This is the 8th case reported from Wadi Al Dawasir in less than a week.
A second case, with camel contact, is also announced today from Al Qunfudhah.
While we've long known that some people can be infected with the MERS coronavirus without showing symptoms, we don't have a very good handle on how often that happens, or if these people can pass the virus on to others.
Since a substantial number of community acquired cases have no apparent risk exposure (to camels, health care facilities, or known MERS cases), this has led to speculation that limited community transmission via asymptomatic or mild carriers may be occurring.
In 2015's EID Journal: Risk Factors For Primary MERS-CoV Infection, Saudi Arabia, researchers found camel exposure to be a significant factor but also noted:
Other potential explanations of MERS-CoV illness in primary case-patients who did not have direct contact with dromedaries include unrecognized community exposure to patients with mild or subclinical MERS-CoV infection or exposure to other sources of primary MERS-CoV infection not ascertained in our study.
Last summer we saw a large hospital outbreak (see Saudi MOH On KKUH MERS Outbreak & Increased Asymptomatic Detections) in Riyadh, which involved at least 28 patients - 21 of whom were asymptomatic - an unusually high ratio by any standard.

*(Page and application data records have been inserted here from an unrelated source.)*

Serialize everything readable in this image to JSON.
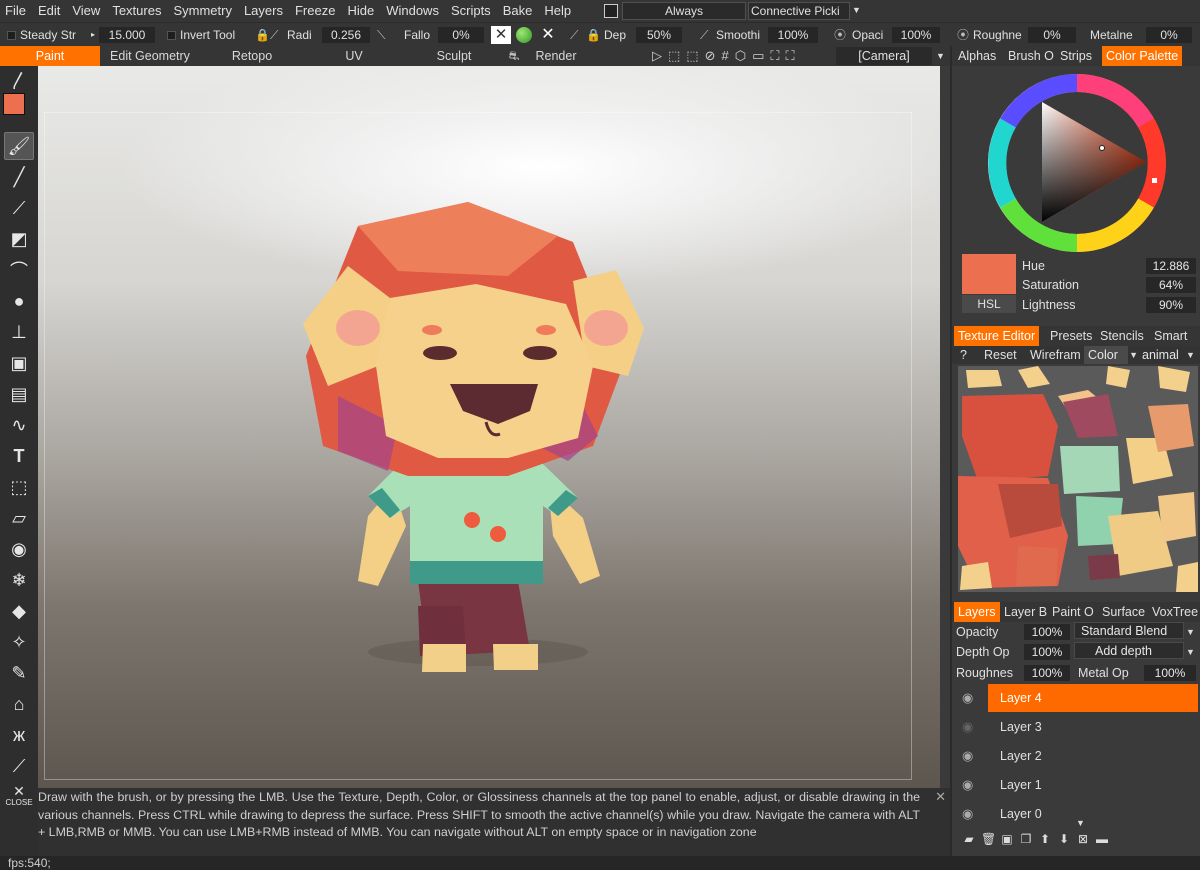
{
  "menu": [
    "File",
    "Edit",
    "View",
    "Textures",
    "Symmetry",
    "Layers",
    "Freeze",
    "Hide",
    "Windows",
    "Scripts",
    "Bake",
    "Help"
  ],
  "menubar_right": {
    "always_label": "Always",
    "connective_label": "Connective Picki"
  },
  "options": {
    "steady_label": "Steady Str",
    "steady_value": "15.000",
    "invert_label": "Invert Tool",
    "radius_label": "Radi",
    "radius_value": "0.256",
    "falloff_label": "Fallo",
    "falloff_value": "0%",
    "depth_label": "Dep",
    "depth_value": "50%",
    "smooth_label": "Smoothi",
    "smooth_value": "100%",
    "opacity_label": "Opaci",
    "opacity_value": "100%",
    "roughness_label": "Roughne",
    "roughness_value": "0%",
    "metalness_label": "Metalne",
    "metalness_value": "0%"
  },
  "rooms": [
    "Paint",
    "Edit Geometry",
    "Retopo",
    "UV",
    "Sculpt",
    "Render"
  ],
  "viewport": {
    "camera_label": "[Camera]"
  },
  "right_tabs_top": [
    "Alphas",
    "Brush O",
    "Strips",
    "Color Palette"
  ],
  "color": {
    "hsl_label": "HSL",
    "hue_label": "Hue",
    "hue_value": "12.886",
    "saturation_label": "Saturation",
    "saturation_value": "64%",
    "lightness_label": "Lightness",
    "lightness_value": "90%",
    "swatch": "#ec6f50"
  },
  "texture_tabs": [
    "Texture Editor",
    "Presets",
    "Stencils",
    "Smart"
  ],
  "texture_toolbar": {
    "help": "?",
    "reset": "Reset",
    "wireframe": "Wirefram",
    "channel": "Color",
    "object": "animal"
  },
  "layer_tabs": [
    "Layers",
    "Layer B",
    "Paint O",
    "Surface",
    "VoxTree"
  ],
  "layer_props": {
    "opacity_label": "Opacity",
    "opacity_value": "100%",
    "blend": "Standard Blend",
    "depth_op_label": "Depth Op",
    "depth_op_value": "100%",
    "add_depth": "Add depth",
    "roughness_label": "Roughnes",
    "roughness_value": "100%",
    "metal_op_label": "Metal Op",
    "metal_op_value": "100%"
  },
  "layers": [
    "Layer 4",
    "Layer 3",
    "Layer 2",
    "Layer 1",
    "Layer 0"
  ],
  "help_text": "Draw with the brush, or by pressing the LMB. Use the Texture, Depth, Color, or Glossiness channels at the top panel to enable, adjust, or disable drawing in the various channels. Press CTRL while drawing to depress the surface. Press SHIFT to smooth the active channel(s) while you draw. Navigate the camera with ALT + LMB,RMB or MMB. You can use LMB+RMB instead of MMB. You can navigate without ALT on empty space or in navigation zone",
  "close_label": "CLOSE",
  "status": "fps:540;"
}
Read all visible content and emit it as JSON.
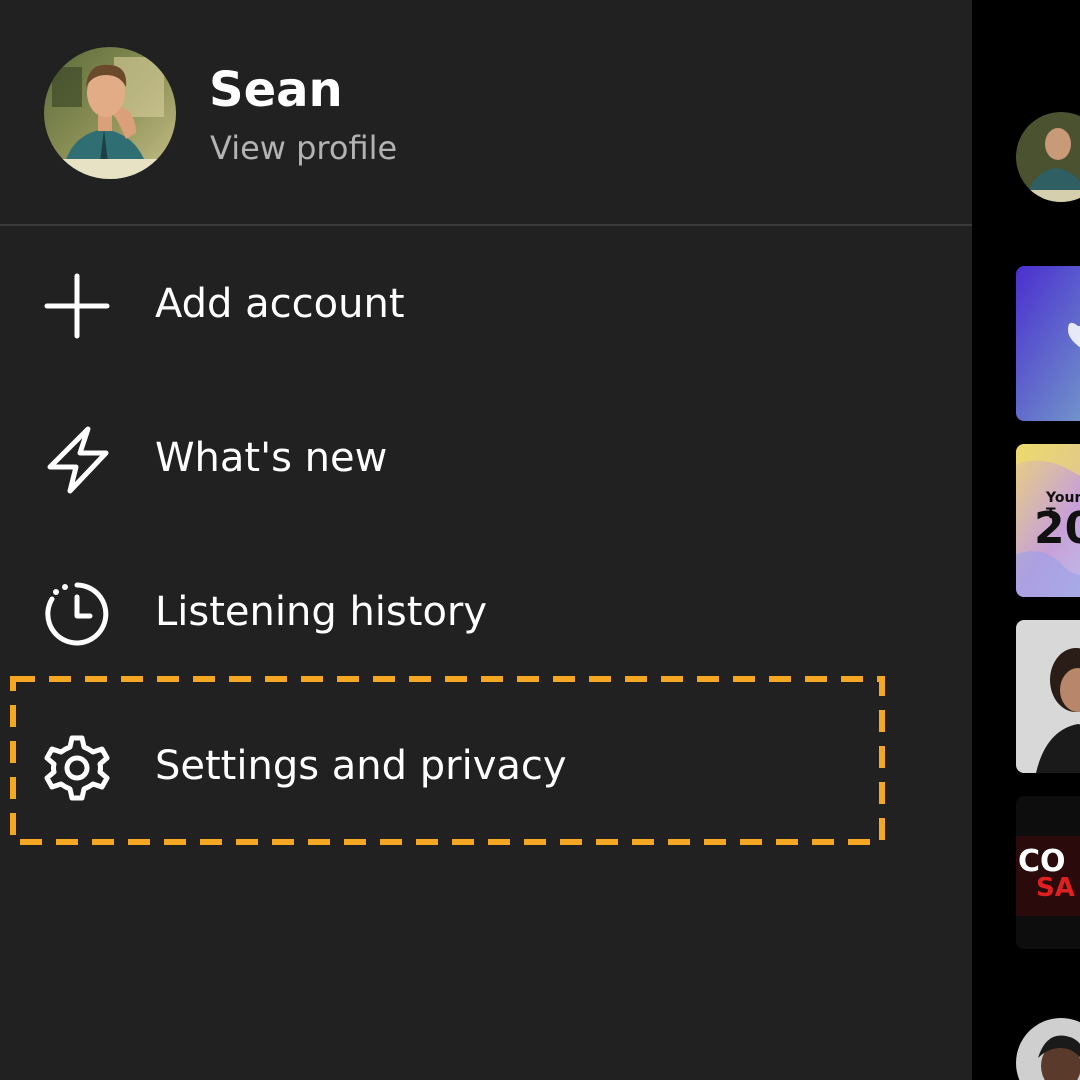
{
  "profile": {
    "name": "Sean",
    "subtitle": "View profile"
  },
  "menu": [
    {
      "label": "Add account",
      "icon": "plus-icon"
    },
    {
      "label": "What's new",
      "icon": "lightning-bolt-icon"
    },
    {
      "label": "Listening history",
      "icon": "history-clock-icon"
    },
    {
      "label": "Settings and privacy",
      "icon": "gear-icon"
    }
  ],
  "background": {
    "wrapped_card_text_1": "Your T",
    "wrapped_card_text_2": "20",
    "podcast_card_text_1": "CO",
    "podcast_card_text_2": "SA"
  },
  "colors": {
    "drawer": "#212121",
    "highlight": "#F5A623",
    "text": "#FFFFFF",
    "subtext": "#B3B3B3"
  }
}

Unfortunately we are getting far fewer details of late, as the Saudi's CCC weekly monitor - which for almost a year provided us with much appreciated insight on KSA's MERS outbreaks - hasn't been updated in almost 7 months (last edition Volume 2 - Issue 32- Tuesday, August 16, 2016).